Suspended high in the atmosphere, plentiful dust particles are fertile turf for growing ice. But, what are the optimal conditions for this crop? Researchers at Pacific Northwest National Laboratory (PNNL) found that miniscule particles of airborne dust, thought to be a perfect landing site for water vapor, are altered by the pollution they encounter in the atmosphere during their cross-continental journey.

By modifying dust particles in the laboratory to mimic this process, the team was able to measure their cloud-ice-forming potential, discovering some conditions are more favorable than others. And when modeling their behavior, they found that these pollution-modified particles have a large influence on cloud properties via ice crystal number concentration and ice water content.
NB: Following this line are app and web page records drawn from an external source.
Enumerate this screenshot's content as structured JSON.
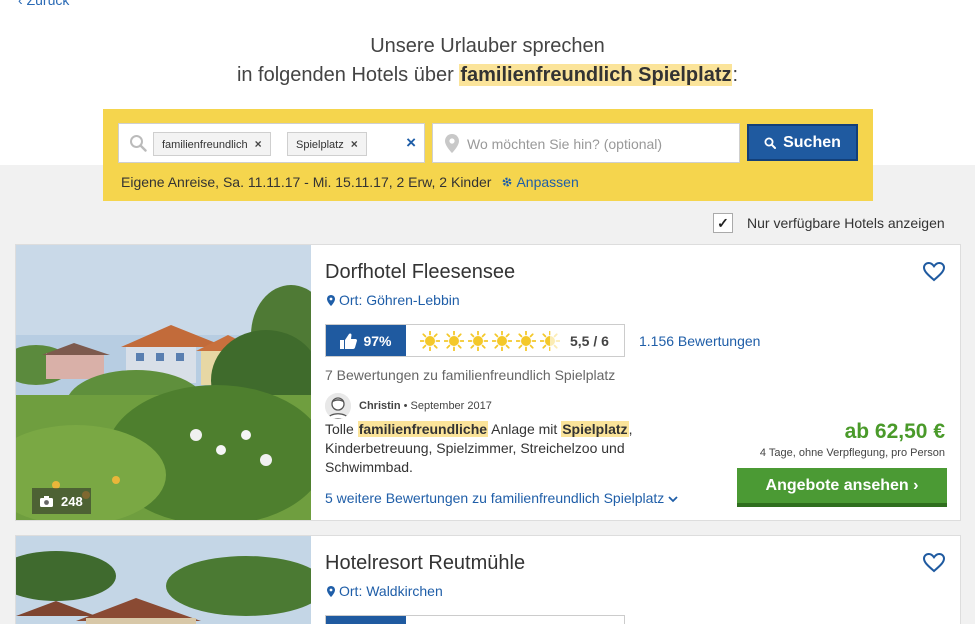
{
  "nav": {
    "back_label": "Zurück"
  },
  "header": {
    "line1": "Unsere Urlauber sprechen",
    "line2_prefix": "in folgenden Hotels über",
    "topic": "familienfreundlich Spielplatz",
    "line2_suffix": ":"
  },
  "search": {
    "tags": [
      "familienfreundlich",
      "Spielplatz"
    ],
    "tag_remove_glyph": "×",
    "clear_glyph": "×",
    "location_placeholder": "Wo möchten Sie hin? (optional)",
    "submit_label": "Suchen",
    "travel_info": "Eigene Anreise, Sa. 11.11.17 - Mi. 15.11.17, 2 Erw, 2 Kinder",
    "adjust_label": "Anpassen"
  },
  "filter": {
    "only_available_label": "Nur verfügbare Hotels anzeigen",
    "only_available_checked": true
  },
  "hotels": [
    {
      "name": "Dorfhotel Fleesensee",
      "location": "Ort: Göhren-Lebbin",
      "photo_count": "248",
      "recommendation": "97%",
      "suns": 5.5,
      "score": "5,5 / 6",
      "reviews_count": "1.156 Bewertungen",
      "topic_reviews": "7 Bewertungen zu familienfreundlich Spielplatz",
      "reviewer_name": "Christin",
      "reviewer_sep": " • ",
      "reviewer_date": "September 2017",
      "review": {
        "part1": "Tolle ",
        "hl1": "familienfreundliche",
        "part2": " Anlage mit ",
        "hl2": "Spielplatz",
        "part3": ", Kinderbetreuung, Spielzimmer, Streichelzoo und Schwimmbad."
      },
      "more_reviews": "5 weitere Bewertungen zu familienfreundlich Spielplatz",
      "price": "ab 62,50 €",
      "price_note": "4 Tage, ohne Verpflegung, pro Person",
      "offer_button": "Angebote ansehen ›"
    },
    {
      "name": "Hotelresort Reutmühle",
      "location": "Ort: Waldkirchen"
    }
  ],
  "colors": {
    "accent_blue": "#1f5aa0",
    "highlight_yellow": "#f5d54d",
    "price_green": "#4a9a2a",
    "button_green": "#4b9a34"
  }
}
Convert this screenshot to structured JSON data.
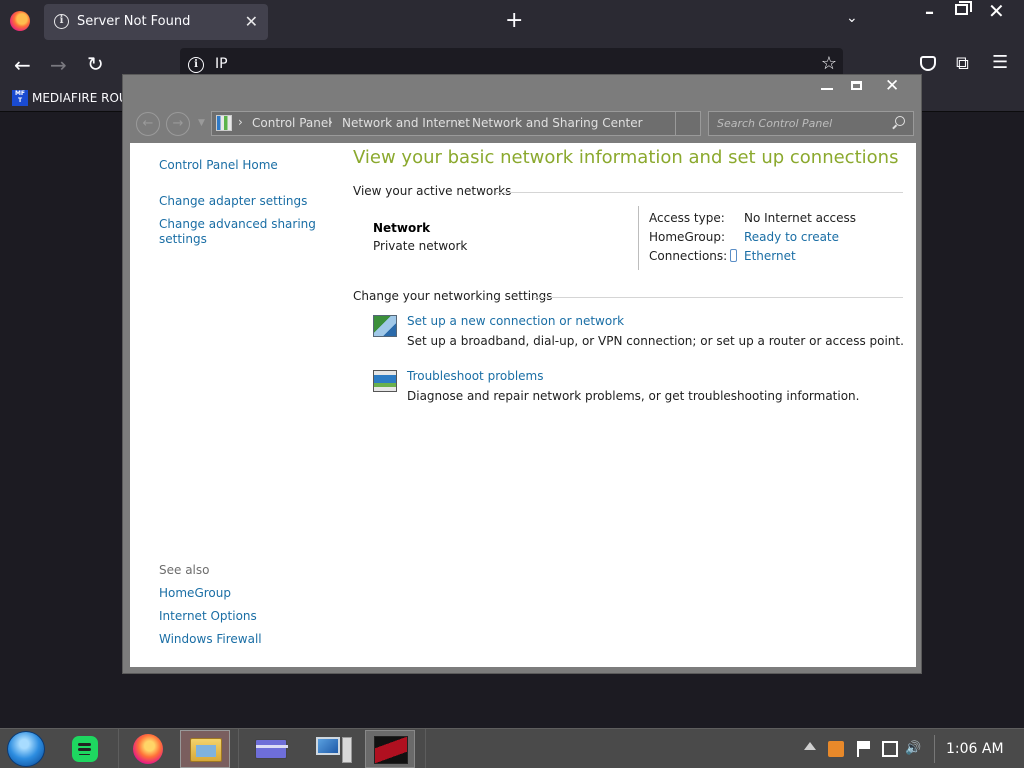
{
  "browser": {
    "tab_title": "Server Not Found",
    "url": "IP",
    "bookmark_label": "MEDIAFIRE ROUL",
    "bookmark_favicon_text": "MF T"
  },
  "control_panel": {
    "breadcrumbs": [
      "Control Panel",
      "Network and Internet",
      "Network and Sharing Center"
    ],
    "search_placeholder": "Search Control Panel",
    "sidebar": {
      "home": "Control Panel Home",
      "links": [
        "Change adapter settings",
        "Change advanced sharing settings"
      ],
      "see_also_label": "See also",
      "see_also": [
        "HomeGroup",
        "Internet Options",
        "Windows Firewall"
      ]
    },
    "main": {
      "title": "View your basic network information and set up connections",
      "active_networks_heading": "View your active networks",
      "network_name": "Network",
      "network_type": "Private network",
      "access_type_label": "Access type:",
      "access_type_value": "No Internet access",
      "homegroup_label": "HomeGroup:",
      "homegroup_value": "Ready to create",
      "connections_label": "Connections:",
      "connections_value": "Ethernet",
      "change_settings_heading": "Change your networking settings",
      "tasks": [
        {
          "link": "Set up a new connection or network",
          "description": "Set up a broadband, dial-up, or VPN connection; or set up a router or access point."
        },
        {
          "link": "Troubleshoot problems",
          "description": "Diagnose and repair network problems, or get troubleshooting information."
        }
      ]
    }
  },
  "taskbar": {
    "clock": "1:06 AM"
  },
  "colors": {
    "link": "#1a6ea5",
    "title_green": "#8ba92e",
    "browser_chrome": "#2b2a33"
  }
}
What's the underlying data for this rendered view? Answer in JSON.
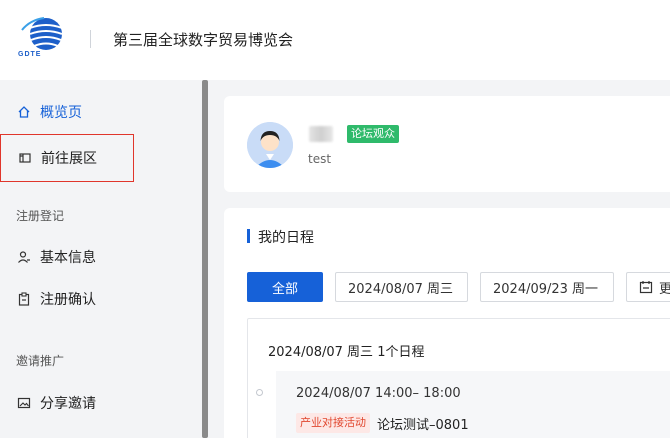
{
  "header": {
    "logo_text": "GDTE",
    "title": "第三届全球数字贸易博览会"
  },
  "sidebar": {
    "items": [
      {
        "label": "概览页",
        "icon": "home-icon"
      },
      {
        "label": "前往展区",
        "icon": "exhibition-icon"
      }
    ],
    "groups": [
      {
        "title": "注册登记",
        "items": [
          {
            "label": "基本信息",
            "icon": "user-icon"
          },
          {
            "label": "注册确认",
            "icon": "clipboard-icon"
          }
        ]
      },
      {
        "title": "邀请推广",
        "items": [
          {
            "label": "分享邀请",
            "icon": "image-icon"
          }
        ]
      }
    ]
  },
  "profile": {
    "role_tag": "论坛观众",
    "username": "test"
  },
  "schedule": {
    "title": "我的日程",
    "filter_all": "全部",
    "date_start": "2024/08/07 周三",
    "date_end": "2024/09/23 周一",
    "more_label": "更",
    "day_header": "2024/08/07  周三  1个日程",
    "event": {
      "time": "2024/08/07 14:00– 18:00",
      "tag": "产业对接活动",
      "name": "论坛测试–0801"
    }
  },
  "colors": {
    "accent": "#1661d8",
    "role_tag_bg": "#2fba6b",
    "event_tag_bg": "#fde8e6",
    "event_tag_text": "#e1472f",
    "highlight_border": "#e0362b"
  }
}
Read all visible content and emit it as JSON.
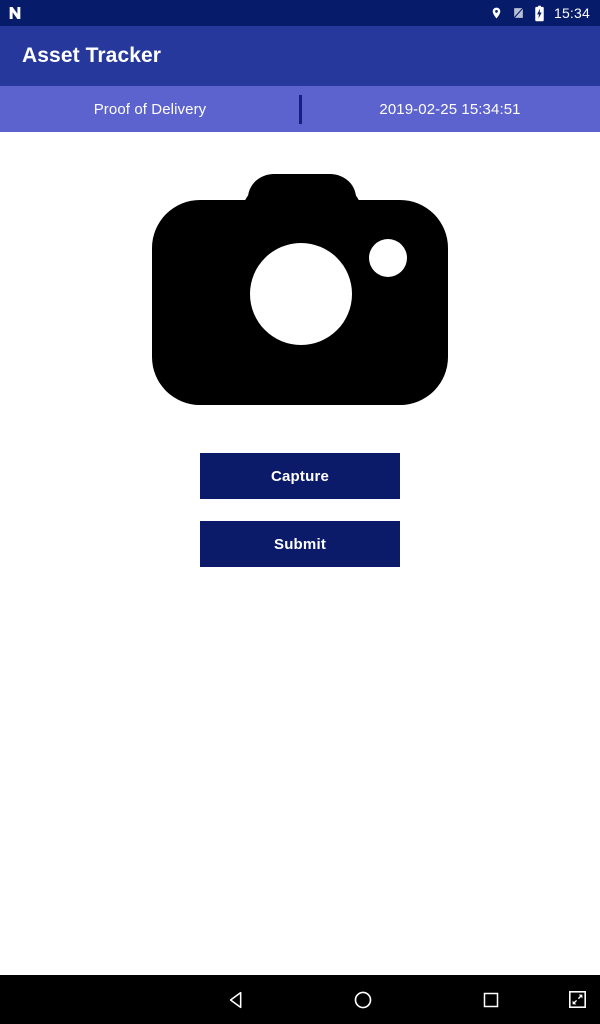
{
  "status_bar": {
    "background": "#071B6B",
    "notification_icon": "android-n-icon",
    "icons": [
      "location-pin-icon",
      "no-sim-icon",
      "battery-charging-icon"
    ],
    "clock": "15:34"
  },
  "app_bar": {
    "background": "#26389B",
    "title": "Asset Tracker"
  },
  "sub_header": {
    "background": "#5C62CE",
    "divider_color": "#16207A",
    "screen_label": "Proof of Delivery",
    "timestamp": "2019-02-25 15:34:51"
  },
  "content": {
    "background": "#FFFFFF",
    "photo_placeholder_icon": "camera-icon",
    "photo_placeholder_color": "#000000"
  },
  "actions": {
    "button_color": "#0B1B69",
    "button_text_color": "#FFFFFF",
    "capture_label": "Capture",
    "submit_label": "Submit"
  },
  "nav_bar": {
    "background": "#000000",
    "buttons": [
      {
        "name": "back-icon",
        "label": "Back"
      },
      {
        "name": "home-icon",
        "label": "Home"
      },
      {
        "name": "recents-icon",
        "label": "Recents"
      },
      {
        "name": "screenshot-icon",
        "label": "Screenshot"
      }
    ]
  }
}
In a previous study, a PNNL-led team focused on dust particles altered by sulfuric acid found in pollution from sulfur dioxide emissions that come primarily from coal-fired power plants. Led by PNNL, the cross-functional research team, working under a measurements-to-modeling paradigm, investigated the ice nucleating properties for different dust samples affected by another kind of pollution. In the new study, they looked at particles that were fresh and those that were aged by a coating of nitric acid, which results from several nitrous oxide emissions that are primarily from vehicle exhaust and biomass burning. Using this information, they implemented formulas (parameterizations) describing the information gained from the laboratory ice nucleation measurements and implemented this into the global model. The revised model was adjusted based on the U.S. Department of Energy's Atmospheric Radiation Measurement Climate Research Facility’s Southern Great Plains (SGP) site observations. Researchers then ran the revised model to understand the influence of the pollution-like coating on particles within ice containing clouds.

They found that all the dust particles nucleated ice well in subsaturated conditions, though the acid-coated particles showed slightly less efficiency in nucleation than the bare particles. At supersaturated atmospheric conditions, bare and coated particles had a nearly equivalent predisposition for nucleating ice.

More than half the Earth’s precipitation comes from ice-bearing clouds formed via several ice-forming mechanisms. Clouds and how they are formed are a difficult simulation challenge for climate models. Scientists are working to understand their underlying processes, such as which particle surface properties encourage or discourage ice formation, called nucleation, so they can accurately simulate how, where, and when clouds are formed. Understanding how dust particles are affected by each type of pollution will shed light for researchers to account for all types of pollution when computing which particles may form ice crystals in cold clouds. This study advances understanding of the ice nucleation processes, especially under the presence of pollution emissions, which ultimately will contribute to knowledge about global changes in precipitation.